Among the records below, count the lines where "value" occurs, and report that total alone.

- - -

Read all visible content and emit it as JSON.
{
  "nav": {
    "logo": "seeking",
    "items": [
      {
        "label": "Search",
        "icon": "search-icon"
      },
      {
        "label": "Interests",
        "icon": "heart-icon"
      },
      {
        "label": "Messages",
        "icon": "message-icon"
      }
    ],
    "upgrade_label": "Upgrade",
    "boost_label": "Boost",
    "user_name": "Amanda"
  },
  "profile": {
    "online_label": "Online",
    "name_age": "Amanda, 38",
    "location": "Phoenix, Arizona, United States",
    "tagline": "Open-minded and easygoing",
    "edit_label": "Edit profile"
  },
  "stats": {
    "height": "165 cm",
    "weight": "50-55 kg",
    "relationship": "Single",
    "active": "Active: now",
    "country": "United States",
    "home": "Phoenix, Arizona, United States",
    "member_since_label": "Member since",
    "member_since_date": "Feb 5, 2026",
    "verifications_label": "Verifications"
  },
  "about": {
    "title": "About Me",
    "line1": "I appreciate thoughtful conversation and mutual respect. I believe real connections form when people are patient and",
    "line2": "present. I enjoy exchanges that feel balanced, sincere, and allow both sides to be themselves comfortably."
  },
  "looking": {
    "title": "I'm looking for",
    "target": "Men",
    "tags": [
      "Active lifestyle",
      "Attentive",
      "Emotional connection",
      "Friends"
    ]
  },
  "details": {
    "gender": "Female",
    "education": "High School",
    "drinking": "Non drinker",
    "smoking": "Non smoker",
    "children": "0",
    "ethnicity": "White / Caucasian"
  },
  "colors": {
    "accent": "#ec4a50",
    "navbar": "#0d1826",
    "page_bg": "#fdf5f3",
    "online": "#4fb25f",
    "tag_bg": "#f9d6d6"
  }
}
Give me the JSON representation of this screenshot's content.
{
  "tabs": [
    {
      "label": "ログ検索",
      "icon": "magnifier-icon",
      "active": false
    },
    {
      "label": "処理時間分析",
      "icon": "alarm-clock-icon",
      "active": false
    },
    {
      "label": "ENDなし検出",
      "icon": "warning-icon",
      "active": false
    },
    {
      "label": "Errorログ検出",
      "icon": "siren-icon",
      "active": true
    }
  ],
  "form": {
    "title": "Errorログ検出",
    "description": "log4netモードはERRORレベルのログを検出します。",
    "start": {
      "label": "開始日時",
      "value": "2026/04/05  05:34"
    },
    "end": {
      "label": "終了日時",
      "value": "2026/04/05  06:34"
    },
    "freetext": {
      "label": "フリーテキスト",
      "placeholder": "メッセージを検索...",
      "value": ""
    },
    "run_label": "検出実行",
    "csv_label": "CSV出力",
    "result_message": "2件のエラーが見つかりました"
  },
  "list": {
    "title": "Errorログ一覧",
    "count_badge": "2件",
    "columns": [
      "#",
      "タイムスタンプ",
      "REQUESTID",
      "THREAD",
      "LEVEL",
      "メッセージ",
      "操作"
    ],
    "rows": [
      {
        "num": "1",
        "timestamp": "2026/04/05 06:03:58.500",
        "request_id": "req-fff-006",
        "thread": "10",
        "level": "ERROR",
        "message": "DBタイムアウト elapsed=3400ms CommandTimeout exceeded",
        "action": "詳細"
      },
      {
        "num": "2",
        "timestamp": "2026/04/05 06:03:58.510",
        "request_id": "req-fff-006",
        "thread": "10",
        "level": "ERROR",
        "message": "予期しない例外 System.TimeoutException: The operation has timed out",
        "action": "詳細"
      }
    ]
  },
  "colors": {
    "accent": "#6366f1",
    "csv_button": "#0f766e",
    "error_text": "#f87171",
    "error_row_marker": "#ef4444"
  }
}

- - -

### YOUR RESPONSE
3